**What to produce:** For each record here, output an exact copy.

**Material shown:**
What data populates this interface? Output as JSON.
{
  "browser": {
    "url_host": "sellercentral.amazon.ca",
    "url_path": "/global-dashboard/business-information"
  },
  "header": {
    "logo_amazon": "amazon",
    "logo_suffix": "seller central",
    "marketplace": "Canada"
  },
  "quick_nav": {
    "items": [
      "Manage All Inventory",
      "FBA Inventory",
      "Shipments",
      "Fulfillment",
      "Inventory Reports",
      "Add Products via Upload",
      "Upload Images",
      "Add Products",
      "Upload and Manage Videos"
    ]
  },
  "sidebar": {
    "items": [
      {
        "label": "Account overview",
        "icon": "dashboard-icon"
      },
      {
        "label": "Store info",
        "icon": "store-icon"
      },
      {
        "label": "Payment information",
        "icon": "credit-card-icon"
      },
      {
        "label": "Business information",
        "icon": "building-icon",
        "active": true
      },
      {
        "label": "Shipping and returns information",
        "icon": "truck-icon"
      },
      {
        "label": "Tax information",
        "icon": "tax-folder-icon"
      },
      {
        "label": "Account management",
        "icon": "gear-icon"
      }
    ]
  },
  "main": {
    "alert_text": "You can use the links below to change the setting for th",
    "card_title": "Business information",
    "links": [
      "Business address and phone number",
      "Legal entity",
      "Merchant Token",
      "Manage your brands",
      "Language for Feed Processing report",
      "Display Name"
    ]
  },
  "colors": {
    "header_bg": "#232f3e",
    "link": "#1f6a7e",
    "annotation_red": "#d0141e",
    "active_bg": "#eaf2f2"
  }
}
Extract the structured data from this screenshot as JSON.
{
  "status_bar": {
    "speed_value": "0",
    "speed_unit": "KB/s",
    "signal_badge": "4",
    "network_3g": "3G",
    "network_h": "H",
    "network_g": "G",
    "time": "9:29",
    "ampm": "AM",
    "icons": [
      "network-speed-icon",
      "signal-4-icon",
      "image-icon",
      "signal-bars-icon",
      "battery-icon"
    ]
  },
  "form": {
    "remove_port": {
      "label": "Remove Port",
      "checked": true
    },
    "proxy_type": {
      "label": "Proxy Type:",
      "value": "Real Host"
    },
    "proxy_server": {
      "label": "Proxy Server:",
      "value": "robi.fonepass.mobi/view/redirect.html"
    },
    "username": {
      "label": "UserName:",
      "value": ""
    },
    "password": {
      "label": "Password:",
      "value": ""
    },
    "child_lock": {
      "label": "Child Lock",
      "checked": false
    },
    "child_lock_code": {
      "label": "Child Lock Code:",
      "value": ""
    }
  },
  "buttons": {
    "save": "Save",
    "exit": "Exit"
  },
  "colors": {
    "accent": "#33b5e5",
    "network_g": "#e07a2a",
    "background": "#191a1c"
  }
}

**Solution to this problem:**
What data populates this interface? Output as JSON.
{
  "browser": {
    "url_host": "sellercentral.amazon.ca",
    "url_path": "/global-dashboard/business-information"
  },
  "header": {
    "logo_amazon": "amazon",
    "logo_suffix": "seller central",
    "marketplace": "Canada"
  },
  "quick_nav": {
    "items": [
      "Manage All Inventory",
      "FBA Inventory",
      "Shipments",
      "Fulfillment",
      "Inventory Reports",
      "Add Products via Upload",
      "Upload Images",
      "Add Products",
      "Upload and Manage Videos"
    ]
  },
  "sidebar": {
    "items": [
      {
        "label": "Account overview",
        "icon": "dashboard-icon"
      },
      {
        "label": "Store info",
        "icon": "store-icon"
      },
      {
        "label": "Payment information",
        "icon": "credit-card-icon"
      },
      {
        "label": "Business information",
        "icon": "building-icon",
        "active": true
      },
      {
        "label": "Shipping and returns information",
        "icon": "truck-icon"
      },
      {
        "label": "Tax information",
        "icon": "tax-folder-icon"
      },
      {
        "label": "Account management",
        "icon": "gear-icon"
      }
    ]
  },
  "main": {
    "alert_text": "You can use the links below to change the setting for th",
    "card_title": "Business information",
    "links": [
      "Business address and phone number",
      "Legal entity",
      "Merchant Token",
      "Manage your brands",
      "Language for Feed Processing report",
      "Display Name"
    ]
  },
  "colors": {
    "header_bg": "#232f3e",
    "link": "#1f6a7e",
    "annotation_red": "#d0141e",
    "active_bg": "#eaf2f2"
  }
}
Extract the structured data from this screenshot as JSON.
{
  "status_bar": {
    "speed_value": "0",
    "speed_unit": "KB/s",
    "signal_badge": "4",
    "network_3g": "3G",
    "network_h": "H",
    "network_g": "G",
    "time": "9:29",
    "ampm": "AM",
    "icons": [
      "network-speed-icon",
      "signal-4-icon",
      "image-icon",
      "signal-bars-icon",
      "battery-icon"
    ]
  },
  "form": {
    "remove_port": {
      "label": "Remove Port",
      "checked": true
    },
    "proxy_type": {
      "label": "Proxy Type:",
      "value": "Real Host"
    },
    "proxy_server": {
      "label": "Proxy Server:",
      "value": "robi.fonepass.mobi/view/redirect.html"
    },
    "username": {
      "label": "UserName:",
      "value": ""
    },
    "password": {
      "label": "Password:",
      "value": ""
    },
    "child_lock": {
      "label": "Child Lock",
      "checked": false
    },
    "child_lock_code": {
      "label": "Child Lock Code:",
      "value": ""
    }
  },
  "buttons": {
    "save": "Save",
    "exit": "Exit"
  },
  "colors": {
    "accent": "#33b5e5",
    "network_g": "#e07a2a",
    "background": "#191a1c"
  }
}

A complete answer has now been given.